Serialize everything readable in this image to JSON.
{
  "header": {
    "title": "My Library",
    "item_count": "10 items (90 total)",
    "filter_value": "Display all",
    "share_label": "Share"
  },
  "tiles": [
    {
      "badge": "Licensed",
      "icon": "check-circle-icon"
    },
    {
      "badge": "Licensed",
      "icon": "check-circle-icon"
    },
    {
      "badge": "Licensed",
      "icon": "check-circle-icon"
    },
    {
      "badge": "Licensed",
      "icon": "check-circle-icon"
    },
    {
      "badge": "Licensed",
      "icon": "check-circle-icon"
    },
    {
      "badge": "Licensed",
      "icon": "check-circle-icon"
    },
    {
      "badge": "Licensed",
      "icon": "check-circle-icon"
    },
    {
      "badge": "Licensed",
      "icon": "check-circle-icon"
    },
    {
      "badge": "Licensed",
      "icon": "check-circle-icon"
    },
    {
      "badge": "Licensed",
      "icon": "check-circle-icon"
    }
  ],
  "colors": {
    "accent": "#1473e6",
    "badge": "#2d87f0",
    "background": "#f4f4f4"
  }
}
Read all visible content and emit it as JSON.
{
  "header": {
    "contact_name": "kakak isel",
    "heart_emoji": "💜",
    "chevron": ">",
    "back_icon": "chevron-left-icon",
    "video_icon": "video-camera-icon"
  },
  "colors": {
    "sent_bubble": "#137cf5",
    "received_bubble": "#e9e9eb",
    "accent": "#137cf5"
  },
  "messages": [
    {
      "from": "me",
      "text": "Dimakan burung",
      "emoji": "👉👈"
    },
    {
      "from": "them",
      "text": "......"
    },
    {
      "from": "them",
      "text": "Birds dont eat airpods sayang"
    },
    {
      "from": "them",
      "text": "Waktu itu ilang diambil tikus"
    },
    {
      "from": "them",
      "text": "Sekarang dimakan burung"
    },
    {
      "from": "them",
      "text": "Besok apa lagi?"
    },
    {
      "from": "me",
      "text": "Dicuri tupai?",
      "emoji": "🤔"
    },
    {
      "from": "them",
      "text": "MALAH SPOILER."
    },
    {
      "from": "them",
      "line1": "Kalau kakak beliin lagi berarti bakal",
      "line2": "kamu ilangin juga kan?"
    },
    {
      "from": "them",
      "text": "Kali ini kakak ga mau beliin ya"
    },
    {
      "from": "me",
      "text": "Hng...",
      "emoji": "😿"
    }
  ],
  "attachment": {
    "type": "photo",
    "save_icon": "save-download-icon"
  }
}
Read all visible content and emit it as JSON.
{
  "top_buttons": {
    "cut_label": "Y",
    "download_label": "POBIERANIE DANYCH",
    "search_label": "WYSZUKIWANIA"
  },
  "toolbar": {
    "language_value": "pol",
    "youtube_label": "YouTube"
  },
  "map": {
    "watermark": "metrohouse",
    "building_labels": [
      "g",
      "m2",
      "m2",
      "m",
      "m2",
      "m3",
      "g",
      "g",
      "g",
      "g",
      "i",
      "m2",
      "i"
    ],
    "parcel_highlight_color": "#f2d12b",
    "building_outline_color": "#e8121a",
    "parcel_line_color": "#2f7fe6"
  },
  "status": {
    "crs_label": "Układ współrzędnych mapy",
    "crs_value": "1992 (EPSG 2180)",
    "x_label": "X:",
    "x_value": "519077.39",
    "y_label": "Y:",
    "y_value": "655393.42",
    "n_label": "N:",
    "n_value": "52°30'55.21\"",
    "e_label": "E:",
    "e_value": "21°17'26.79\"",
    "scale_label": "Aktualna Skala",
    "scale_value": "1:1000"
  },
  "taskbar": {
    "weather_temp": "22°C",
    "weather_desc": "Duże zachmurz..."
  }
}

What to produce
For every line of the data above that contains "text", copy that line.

Your solution
      "text": "Dimakan burung",
      "text": "......"
      "text": "Birds dont eat airpods sayang"
      "text": "Waktu itu ilang diambil tikus"
      "text": "Sekarang dimakan burung"
      "text": "Besok apa lagi?"
      "text": "Dicuri tupai?",
      "text": "MALAH SPOILER."
      "text": "Kali ini kakak ga mau beliin ya"
      "text": "Hng...",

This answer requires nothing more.